  • Schedule a minimum of 15 minutes buffer time between meetings. Back-to-back Zoom meetings without downtime or prep time can lead to Zoom fatigue, especially for the host.
  • Holidays, out of office days, and times during the day when you are unavailable. Communicating your availability is key in a virtual world.
  • Daily breaks and a lunch. Don’t get in the habit of working nonstop, especially when working from home allows for flexibility.

Color code…

  • Like and recurring meetings in the same category to provide a visual cue of the meeting content. Do not overuse color coding. Reserve this tool for recurring (blue), tentative (orange) and critical meetings (red). Too much color can be distracting and create confusion.
  • Leave white space. Sometimes we feel compelled to fill in every space of our calendar like completing a puzzle. Seeing open space on a calendar is like a breath of fresh air!

Meetings…

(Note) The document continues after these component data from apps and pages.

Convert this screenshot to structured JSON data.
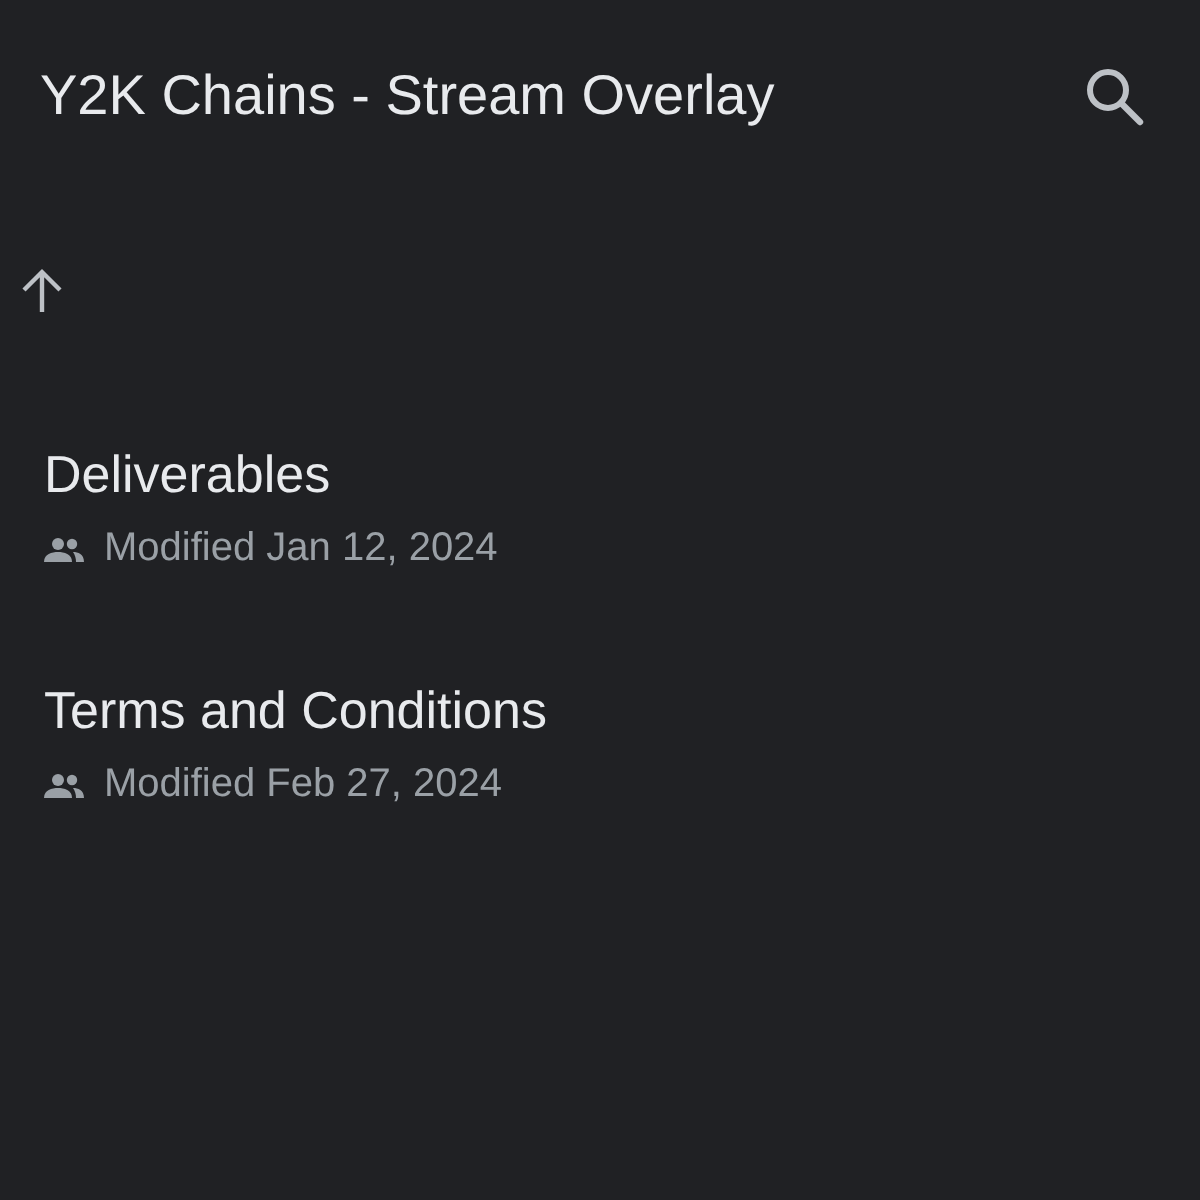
{
  "header": {
    "title": "Y2K Chains - Stream Overlay"
  },
  "files": [
    {
      "name": "Deliverables",
      "shared": true,
      "modified": "Modified Jan 12, 2024"
    },
    {
      "name": "Terms and Conditions",
      "shared": true,
      "modified": "Modified Feb 27, 2024"
    }
  ]
}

  • Calendar confirmed meetings and revise attendee lists and details as they are refined. Send updated invitations when information changes so attendees are apprised of changes in real-time and can prepare in advance.  
  • State the goal(s) of the meeting in the meeting invitation. Know what the meeting is to accomplish, think carefully about who is invited, and include an agenda that shares enough details so attendees can adequately prepare.
  • Schedule 30-60-minute meeting durations. After 60 minutes, most attendees with mentally “check out”. Reduce meetings by 15-minute increments as needed.
  • Set reminders for attendees when you send meeting requests, especially when attendees have deliverables due for a meeting.

Tasks and projects…

  • Block work time to complete tasks and projects. Work backwards from the deadline date and break down projects into small blocks of recurring work time. Set reminders to keep yourself moving forward. Allow more time than projected to meet deadlines in anticipation of new and competing priorities that may arise and slow down progress.

Article by Lisa Assetta, Founder and Owner, Office Assistance Plus & ASAP Member

American Society of Administrative Professionals

Producer of

APCEA Summit  EA Ignite